**PROBLEM DESCRIPTION**
Pictures are to be omitted, and every entry below is to be restated exactly.

- - - - -

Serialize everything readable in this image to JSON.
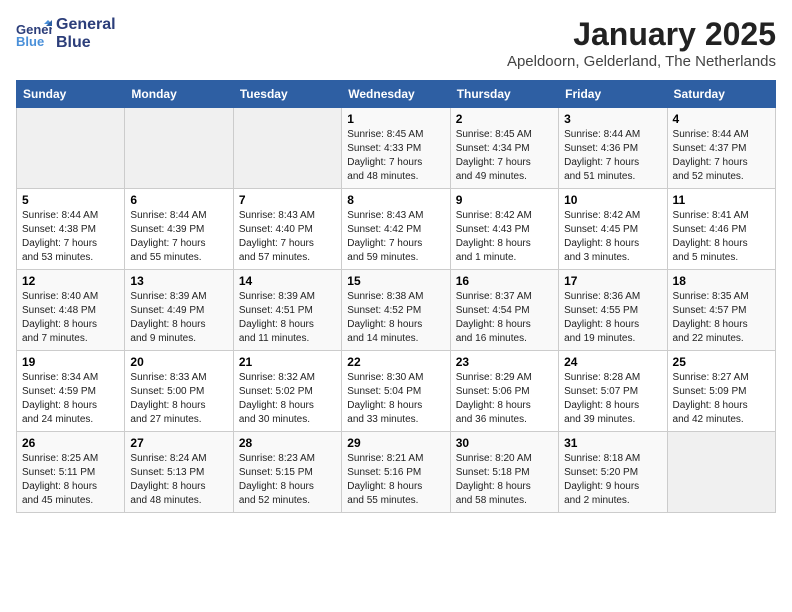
{
  "logo": {
    "line1": "General",
    "line2": "Blue"
  },
  "title": "January 2025",
  "location": "Apeldoorn, Gelderland, The Netherlands",
  "weekdays": [
    "Sunday",
    "Monday",
    "Tuesday",
    "Wednesday",
    "Thursday",
    "Friday",
    "Saturday"
  ],
  "weeks": [
    [
      {
        "day": "",
        "info": ""
      },
      {
        "day": "",
        "info": ""
      },
      {
        "day": "",
        "info": ""
      },
      {
        "day": "1",
        "info": "Sunrise: 8:45 AM\nSunset: 4:33 PM\nDaylight: 7 hours\nand 48 minutes."
      },
      {
        "day": "2",
        "info": "Sunrise: 8:45 AM\nSunset: 4:34 PM\nDaylight: 7 hours\nand 49 minutes."
      },
      {
        "day": "3",
        "info": "Sunrise: 8:44 AM\nSunset: 4:36 PM\nDaylight: 7 hours\nand 51 minutes."
      },
      {
        "day": "4",
        "info": "Sunrise: 8:44 AM\nSunset: 4:37 PM\nDaylight: 7 hours\nand 52 minutes."
      }
    ],
    [
      {
        "day": "5",
        "info": "Sunrise: 8:44 AM\nSunset: 4:38 PM\nDaylight: 7 hours\nand 53 minutes."
      },
      {
        "day": "6",
        "info": "Sunrise: 8:44 AM\nSunset: 4:39 PM\nDaylight: 7 hours\nand 55 minutes."
      },
      {
        "day": "7",
        "info": "Sunrise: 8:43 AM\nSunset: 4:40 PM\nDaylight: 7 hours\nand 57 minutes."
      },
      {
        "day": "8",
        "info": "Sunrise: 8:43 AM\nSunset: 4:42 PM\nDaylight: 7 hours\nand 59 minutes."
      },
      {
        "day": "9",
        "info": "Sunrise: 8:42 AM\nSunset: 4:43 PM\nDaylight: 8 hours\nand 1 minute."
      },
      {
        "day": "10",
        "info": "Sunrise: 8:42 AM\nSunset: 4:45 PM\nDaylight: 8 hours\nand 3 minutes."
      },
      {
        "day": "11",
        "info": "Sunrise: 8:41 AM\nSunset: 4:46 PM\nDaylight: 8 hours\nand 5 minutes."
      }
    ],
    [
      {
        "day": "12",
        "info": "Sunrise: 8:40 AM\nSunset: 4:48 PM\nDaylight: 8 hours\nand 7 minutes."
      },
      {
        "day": "13",
        "info": "Sunrise: 8:39 AM\nSunset: 4:49 PM\nDaylight: 8 hours\nand 9 minutes."
      },
      {
        "day": "14",
        "info": "Sunrise: 8:39 AM\nSunset: 4:51 PM\nDaylight: 8 hours\nand 11 minutes."
      },
      {
        "day": "15",
        "info": "Sunrise: 8:38 AM\nSunset: 4:52 PM\nDaylight: 8 hours\nand 14 minutes."
      },
      {
        "day": "16",
        "info": "Sunrise: 8:37 AM\nSunset: 4:54 PM\nDaylight: 8 hours\nand 16 minutes."
      },
      {
        "day": "17",
        "info": "Sunrise: 8:36 AM\nSunset: 4:55 PM\nDaylight: 8 hours\nand 19 minutes."
      },
      {
        "day": "18",
        "info": "Sunrise: 8:35 AM\nSunset: 4:57 PM\nDaylight: 8 hours\nand 22 minutes."
      }
    ],
    [
      {
        "day": "19",
        "info": "Sunrise: 8:34 AM\nSunset: 4:59 PM\nDaylight: 8 hours\nand 24 minutes."
      },
      {
        "day": "20",
        "info": "Sunrise: 8:33 AM\nSunset: 5:00 PM\nDaylight: 8 hours\nand 27 minutes."
      },
      {
        "day": "21",
        "info": "Sunrise: 8:32 AM\nSunset: 5:02 PM\nDaylight: 8 hours\nand 30 minutes."
      },
      {
        "day": "22",
        "info": "Sunrise: 8:30 AM\nSunset: 5:04 PM\nDaylight: 8 hours\nand 33 minutes."
      },
      {
        "day": "23",
        "info": "Sunrise: 8:29 AM\nSunset: 5:06 PM\nDaylight: 8 hours\nand 36 minutes."
      },
      {
        "day": "24",
        "info": "Sunrise: 8:28 AM\nSunset: 5:07 PM\nDaylight: 8 hours\nand 39 minutes."
      },
      {
        "day": "25",
        "info": "Sunrise: 8:27 AM\nSunset: 5:09 PM\nDaylight: 8 hours\nand 42 minutes."
      }
    ],
    [
      {
        "day": "26",
        "info": "Sunrise: 8:25 AM\nSunset: 5:11 PM\nDaylight: 8 hours\nand 45 minutes."
      },
      {
        "day": "27",
        "info": "Sunrise: 8:24 AM\nSunset: 5:13 PM\nDaylight: 8 hours\nand 48 minutes."
      },
      {
        "day": "28",
        "info": "Sunrise: 8:23 AM\nSunset: 5:15 PM\nDaylight: 8 hours\nand 52 minutes."
      },
      {
        "day": "29",
        "info": "Sunrise: 8:21 AM\nSunset: 5:16 PM\nDaylight: 8 hours\nand 55 minutes."
      },
      {
        "day": "30",
        "info": "Sunrise: 8:20 AM\nSunset: 5:18 PM\nDaylight: 8 hours\nand 58 minutes."
      },
      {
        "day": "31",
        "info": "Sunrise: 8:18 AM\nSunset: 5:20 PM\nDaylight: 9 hours\nand 2 minutes."
      },
      {
        "day": "",
        "info": ""
      }
    ]
  ]
}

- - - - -

**EXERCISE ANSWER**
Serialize everything readable in this image to JSON.
{
  "logo": {
    "line1": "General",
    "line2": "Blue"
  },
  "title": "January 2025",
  "location": "Apeldoorn, Gelderland, The Netherlands",
  "weekdays": [
    "Sunday",
    "Monday",
    "Tuesday",
    "Wednesday",
    "Thursday",
    "Friday",
    "Saturday"
  ],
  "weeks": [
    [
      {
        "day": "",
        "info": ""
      },
      {
        "day": "",
        "info": ""
      },
      {
        "day": "",
        "info": ""
      },
      {
        "day": "1",
        "info": "Sunrise: 8:45 AM\nSunset: 4:33 PM\nDaylight: 7 hours\nand 48 minutes."
      },
      {
        "day": "2",
        "info": "Sunrise: 8:45 AM\nSunset: 4:34 PM\nDaylight: 7 hours\nand 49 minutes."
      },
      {
        "day": "3",
        "info": "Sunrise: 8:44 AM\nSunset: 4:36 PM\nDaylight: 7 hours\nand 51 minutes."
      },
      {
        "day": "4",
        "info": "Sunrise: 8:44 AM\nSunset: 4:37 PM\nDaylight: 7 hours\nand 52 minutes."
      }
    ],
    [
      {
        "day": "5",
        "info": "Sunrise: 8:44 AM\nSunset: 4:38 PM\nDaylight: 7 hours\nand 53 minutes."
      },
      {
        "day": "6",
        "info": "Sunrise: 8:44 AM\nSunset: 4:39 PM\nDaylight: 7 hours\nand 55 minutes."
      },
      {
        "day": "7",
        "info": "Sunrise: 8:43 AM\nSunset: 4:40 PM\nDaylight: 7 hours\nand 57 minutes."
      },
      {
        "day": "8",
        "info": "Sunrise: 8:43 AM\nSunset: 4:42 PM\nDaylight: 7 hours\nand 59 minutes."
      },
      {
        "day": "9",
        "info": "Sunrise: 8:42 AM\nSunset: 4:43 PM\nDaylight: 8 hours\nand 1 minute."
      },
      {
        "day": "10",
        "info": "Sunrise: 8:42 AM\nSunset: 4:45 PM\nDaylight: 8 hours\nand 3 minutes."
      },
      {
        "day": "11",
        "info": "Sunrise: 8:41 AM\nSunset: 4:46 PM\nDaylight: 8 hours\nand 5 minutes."
      }
    ],
    [
      {
        "day": "12",
        "info": "Sunrise: 8:40 AM\nSunset: 4:48 PM\nDaylight: 8 hours\nand 7 minutes."
      },
      {
        "day": "13",
        "info": "Sunrise: 8:39 AM\nSunset: 4:49 PM\nDaylight: 8 hours\nand 9 minutes."
      },
      {
        "day": "14",
        "info": "Sunrise: 8:39 AM\nSunset: 4:51 PM\nDaylight: 8 hours\nand 11 minutes."
      },
      {
        "day": "15",
        "info": "Sunrise: 8:38 AM\nSunset: 4:52 PM\nDaylight: 8 hours\nand 14 minutes."
      },
      {
        "day": "16",
        "info": "Sunrise: 8:37 AM\nSunset: 4:54 PM\nDaylight: 8 hours\nand 16 minutes."
      },
      {
        "day": "17",
        "info": "Sunrise: 8:36 AM\nSunset: 4:55 PM\nDaylight: 8 hours\nand 19 minutes."
      },
      {
        "day": "18",
        "info": "Sunrise: 8:35 AM\nSunset: 4:57 PM\nDaylight: 8 hours\nand 22 minutes."
      }
    ],
    [
      {
        "day": "19",
        "info": "Sunrise: 8:34 AM\nSunset: 4:59 PM\nDaylight: 8 hours\nand 24 minutes."
      },
      {
        "day": "20",
        "info": "Sunrise: 8:33 AM\nSunset: 5:00 PM\nDaylight: 8 hours\nand 27 minutes."
      },
      {
        "day": "21",
        "info": "Sunrise: 8:32 AM\nSunset: 5:02 PM\nDaylight: 8 hours\nand 30 minutes."
      },
      {
        "day": "22",
        "info": "Sunrise: 8:30 AM\nSunset: 5:04 PM\nDaylight: 8 hours\nand 33 minutes."
      },
      {
        "day": "23",
        "info": "Sunrise: 8:29 AM\nSunset: 5:06 PM\nDaylight: 8 hours\nand 36 minutes."
      },
      {
        "day": "24",
        "info": "Sunrise: 8:28 AM\nSunset: 5:07 PM\nDaylight: 8 hours\nand 39 minutes."
      },
      {
        "day": "25",
        "info": "Sunrise: 8:27 AM\nSunset: 5:09 PM\nDaylight: 8 hours\nand 42 minutes."
      }
    ],
    [
      {
        "day": "26",
        "info": "Sunrise: 8:25 AM\nSunset: 5:11 PM\nDaylight: 8 hours\nand 45 minutes."
      },
      {
        "day": "27",
        "info": "Sunrise: 8:24 AM\nSunset: 5:13 PM\nDaylight: 8 hours\nand 48 minutes."
      },
      {
        "day": "28",
        "info": "Sunrise: 8:23 AM\nSunset: 5:15 PM\nDaylight: 8 hours\nand 52 minutes."
      },
      {
        "day": "29",
        "info": "Sunrise: 8:21 AM\nSunset: 5:16 PM\nDaylight: 8 hours\nand 55 minutes."
      },
      {
        "day": "30",
        "info": "Sunrise: 8:20 AM\nSunset: 5:18 PM\nDaylight: 8 hours\nand 58 minutes."
      },
      {
        "day": "31",
        "info": "Sunrise: 8:18 AM\nSunset: 5:20 PM\nDaylight: 9 hours\nand 2 minutes."
      },
      {
        "day": "",
        "info": ""
      }
    ]
  ]
}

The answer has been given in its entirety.